**What is needed:** Copy whichever lines of the data hold the word "screenshot".

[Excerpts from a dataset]
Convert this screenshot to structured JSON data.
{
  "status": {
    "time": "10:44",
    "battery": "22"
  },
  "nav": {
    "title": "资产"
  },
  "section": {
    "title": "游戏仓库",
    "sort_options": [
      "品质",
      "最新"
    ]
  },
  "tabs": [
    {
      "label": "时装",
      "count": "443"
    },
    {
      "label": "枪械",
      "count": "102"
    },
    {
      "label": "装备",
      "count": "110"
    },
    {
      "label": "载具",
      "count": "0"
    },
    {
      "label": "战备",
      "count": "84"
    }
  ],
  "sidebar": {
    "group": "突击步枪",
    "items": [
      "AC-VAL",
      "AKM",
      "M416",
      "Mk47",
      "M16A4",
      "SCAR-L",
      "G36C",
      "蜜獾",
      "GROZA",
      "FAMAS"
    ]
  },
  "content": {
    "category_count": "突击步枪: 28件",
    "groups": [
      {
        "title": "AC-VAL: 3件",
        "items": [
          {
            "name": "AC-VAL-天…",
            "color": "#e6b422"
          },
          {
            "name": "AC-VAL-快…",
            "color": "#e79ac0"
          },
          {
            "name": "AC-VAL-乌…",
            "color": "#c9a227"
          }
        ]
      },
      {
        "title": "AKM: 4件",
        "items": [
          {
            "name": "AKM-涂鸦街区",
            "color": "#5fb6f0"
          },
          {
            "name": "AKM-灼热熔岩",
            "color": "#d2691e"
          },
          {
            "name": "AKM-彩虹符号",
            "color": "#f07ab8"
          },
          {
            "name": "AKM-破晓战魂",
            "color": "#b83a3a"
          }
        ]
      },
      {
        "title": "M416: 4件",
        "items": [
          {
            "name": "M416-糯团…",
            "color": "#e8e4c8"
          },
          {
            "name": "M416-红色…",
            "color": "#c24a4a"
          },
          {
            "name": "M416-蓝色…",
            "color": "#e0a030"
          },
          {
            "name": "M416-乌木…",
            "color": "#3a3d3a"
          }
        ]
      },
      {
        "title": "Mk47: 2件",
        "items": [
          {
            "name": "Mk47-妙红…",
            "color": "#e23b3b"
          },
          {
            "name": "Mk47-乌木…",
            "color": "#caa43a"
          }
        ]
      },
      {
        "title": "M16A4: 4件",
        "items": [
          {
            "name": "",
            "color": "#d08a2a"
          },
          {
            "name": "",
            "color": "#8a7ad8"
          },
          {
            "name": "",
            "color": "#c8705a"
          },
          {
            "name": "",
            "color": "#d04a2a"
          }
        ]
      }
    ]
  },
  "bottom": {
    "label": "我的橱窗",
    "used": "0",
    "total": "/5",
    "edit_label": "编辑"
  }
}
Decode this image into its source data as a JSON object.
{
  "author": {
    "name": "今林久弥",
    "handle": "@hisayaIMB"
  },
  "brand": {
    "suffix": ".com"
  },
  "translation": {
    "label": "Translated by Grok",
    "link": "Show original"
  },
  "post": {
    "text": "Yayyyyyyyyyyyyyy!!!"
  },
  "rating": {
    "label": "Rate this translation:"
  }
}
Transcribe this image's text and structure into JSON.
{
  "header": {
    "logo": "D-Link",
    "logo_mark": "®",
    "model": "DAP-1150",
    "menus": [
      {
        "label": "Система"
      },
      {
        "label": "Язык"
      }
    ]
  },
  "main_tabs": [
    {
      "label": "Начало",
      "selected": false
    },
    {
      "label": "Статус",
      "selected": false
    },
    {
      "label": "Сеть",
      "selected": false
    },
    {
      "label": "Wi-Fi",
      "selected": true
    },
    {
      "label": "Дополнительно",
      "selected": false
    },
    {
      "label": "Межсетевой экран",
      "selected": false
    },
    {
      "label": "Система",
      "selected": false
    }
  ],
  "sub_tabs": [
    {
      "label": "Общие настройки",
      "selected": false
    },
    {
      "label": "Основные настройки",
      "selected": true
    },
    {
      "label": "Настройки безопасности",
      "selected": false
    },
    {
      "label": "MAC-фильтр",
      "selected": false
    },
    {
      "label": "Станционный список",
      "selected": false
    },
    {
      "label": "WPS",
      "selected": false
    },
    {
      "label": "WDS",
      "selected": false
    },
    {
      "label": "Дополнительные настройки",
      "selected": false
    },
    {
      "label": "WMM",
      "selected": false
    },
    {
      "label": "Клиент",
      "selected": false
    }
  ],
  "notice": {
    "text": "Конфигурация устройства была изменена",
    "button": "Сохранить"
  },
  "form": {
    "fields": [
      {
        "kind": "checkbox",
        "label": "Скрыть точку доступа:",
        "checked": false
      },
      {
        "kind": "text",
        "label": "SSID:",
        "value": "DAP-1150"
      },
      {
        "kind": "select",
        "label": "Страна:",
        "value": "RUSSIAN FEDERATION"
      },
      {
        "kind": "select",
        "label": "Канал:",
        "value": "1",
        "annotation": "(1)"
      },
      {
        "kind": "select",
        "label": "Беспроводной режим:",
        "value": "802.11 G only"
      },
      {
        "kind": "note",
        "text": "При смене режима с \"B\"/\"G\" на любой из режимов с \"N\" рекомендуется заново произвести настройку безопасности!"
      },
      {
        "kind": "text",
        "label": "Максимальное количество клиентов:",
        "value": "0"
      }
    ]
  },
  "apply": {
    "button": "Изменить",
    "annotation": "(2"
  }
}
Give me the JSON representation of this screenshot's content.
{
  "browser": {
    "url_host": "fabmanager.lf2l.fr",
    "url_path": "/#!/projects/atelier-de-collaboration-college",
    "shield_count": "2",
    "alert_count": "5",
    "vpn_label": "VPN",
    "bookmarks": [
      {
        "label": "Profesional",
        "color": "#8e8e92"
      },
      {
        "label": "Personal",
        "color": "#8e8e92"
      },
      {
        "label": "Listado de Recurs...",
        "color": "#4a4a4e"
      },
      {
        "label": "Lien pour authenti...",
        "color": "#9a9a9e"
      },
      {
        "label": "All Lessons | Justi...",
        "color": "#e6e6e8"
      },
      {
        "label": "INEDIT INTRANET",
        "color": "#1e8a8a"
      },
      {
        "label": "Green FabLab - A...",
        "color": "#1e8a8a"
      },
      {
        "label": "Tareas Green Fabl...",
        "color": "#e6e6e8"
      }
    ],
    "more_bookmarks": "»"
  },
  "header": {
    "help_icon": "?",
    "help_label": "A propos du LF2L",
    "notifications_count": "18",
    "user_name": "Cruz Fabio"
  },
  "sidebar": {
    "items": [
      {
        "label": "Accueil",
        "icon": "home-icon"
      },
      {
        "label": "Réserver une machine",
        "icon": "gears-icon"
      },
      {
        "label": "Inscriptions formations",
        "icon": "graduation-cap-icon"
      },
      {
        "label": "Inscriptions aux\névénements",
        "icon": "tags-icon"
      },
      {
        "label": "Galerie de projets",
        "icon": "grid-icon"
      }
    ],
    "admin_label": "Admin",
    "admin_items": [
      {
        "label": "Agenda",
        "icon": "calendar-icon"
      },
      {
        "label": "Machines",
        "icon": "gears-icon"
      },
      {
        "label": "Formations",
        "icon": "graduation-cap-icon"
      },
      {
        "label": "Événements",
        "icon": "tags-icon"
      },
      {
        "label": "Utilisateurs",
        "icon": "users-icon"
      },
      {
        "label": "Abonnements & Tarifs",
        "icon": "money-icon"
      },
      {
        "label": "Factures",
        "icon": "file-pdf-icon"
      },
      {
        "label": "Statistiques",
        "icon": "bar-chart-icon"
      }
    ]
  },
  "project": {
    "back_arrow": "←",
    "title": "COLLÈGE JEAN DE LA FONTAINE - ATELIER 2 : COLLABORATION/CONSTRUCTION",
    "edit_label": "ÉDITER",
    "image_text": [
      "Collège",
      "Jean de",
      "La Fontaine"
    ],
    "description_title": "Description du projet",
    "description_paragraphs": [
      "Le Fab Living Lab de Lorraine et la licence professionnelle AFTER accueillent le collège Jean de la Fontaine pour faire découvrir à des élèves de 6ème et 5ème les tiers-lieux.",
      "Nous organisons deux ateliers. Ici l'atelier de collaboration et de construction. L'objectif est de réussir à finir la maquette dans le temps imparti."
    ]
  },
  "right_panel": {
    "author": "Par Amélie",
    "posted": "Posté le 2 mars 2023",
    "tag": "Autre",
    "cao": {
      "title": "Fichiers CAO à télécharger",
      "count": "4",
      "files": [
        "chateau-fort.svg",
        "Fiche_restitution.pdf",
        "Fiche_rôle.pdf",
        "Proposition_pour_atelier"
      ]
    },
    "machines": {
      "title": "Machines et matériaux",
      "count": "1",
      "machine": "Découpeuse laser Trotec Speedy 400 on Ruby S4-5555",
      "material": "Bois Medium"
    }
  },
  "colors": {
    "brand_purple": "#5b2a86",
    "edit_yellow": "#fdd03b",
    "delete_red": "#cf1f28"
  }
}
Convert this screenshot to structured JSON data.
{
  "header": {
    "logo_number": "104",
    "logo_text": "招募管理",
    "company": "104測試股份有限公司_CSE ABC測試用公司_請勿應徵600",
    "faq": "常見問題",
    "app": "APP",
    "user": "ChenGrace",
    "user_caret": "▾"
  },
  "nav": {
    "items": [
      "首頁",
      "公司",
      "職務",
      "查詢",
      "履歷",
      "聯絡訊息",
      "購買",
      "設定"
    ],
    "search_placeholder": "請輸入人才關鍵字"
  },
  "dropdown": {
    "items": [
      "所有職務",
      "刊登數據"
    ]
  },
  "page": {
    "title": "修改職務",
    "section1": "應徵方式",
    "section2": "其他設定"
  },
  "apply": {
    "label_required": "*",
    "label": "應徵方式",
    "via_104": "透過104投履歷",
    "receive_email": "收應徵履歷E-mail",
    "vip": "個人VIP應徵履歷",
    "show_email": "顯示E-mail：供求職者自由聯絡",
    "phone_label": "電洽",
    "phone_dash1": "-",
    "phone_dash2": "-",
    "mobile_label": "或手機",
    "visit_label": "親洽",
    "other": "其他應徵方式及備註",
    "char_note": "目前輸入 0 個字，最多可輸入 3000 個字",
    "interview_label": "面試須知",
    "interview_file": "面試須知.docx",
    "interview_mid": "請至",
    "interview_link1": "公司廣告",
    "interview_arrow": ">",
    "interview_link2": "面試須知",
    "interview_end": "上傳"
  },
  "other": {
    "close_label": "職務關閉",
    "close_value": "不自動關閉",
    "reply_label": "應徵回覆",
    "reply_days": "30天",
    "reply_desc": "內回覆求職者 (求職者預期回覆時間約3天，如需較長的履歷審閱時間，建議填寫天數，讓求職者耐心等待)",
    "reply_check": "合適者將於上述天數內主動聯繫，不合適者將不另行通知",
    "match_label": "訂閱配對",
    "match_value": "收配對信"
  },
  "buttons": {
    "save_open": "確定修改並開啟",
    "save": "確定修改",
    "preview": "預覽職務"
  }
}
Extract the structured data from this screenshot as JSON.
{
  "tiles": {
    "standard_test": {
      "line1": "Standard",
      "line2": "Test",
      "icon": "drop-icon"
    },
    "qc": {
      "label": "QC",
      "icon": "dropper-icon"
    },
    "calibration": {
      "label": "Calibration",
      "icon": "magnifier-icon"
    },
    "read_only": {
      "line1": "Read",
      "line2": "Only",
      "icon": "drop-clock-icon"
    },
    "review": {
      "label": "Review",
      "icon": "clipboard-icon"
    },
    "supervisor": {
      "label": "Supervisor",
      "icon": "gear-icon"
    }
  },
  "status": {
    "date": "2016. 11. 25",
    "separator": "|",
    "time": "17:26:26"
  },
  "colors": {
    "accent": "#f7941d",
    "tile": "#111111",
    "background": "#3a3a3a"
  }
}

**Reply to the exercise:**
Convert this screenshot to structured JSON data.
Give me the JSON representation of this screenshot's content.
Convert this screenshot to structured JSON data.
Extract the structured data from this screenshot as JSON.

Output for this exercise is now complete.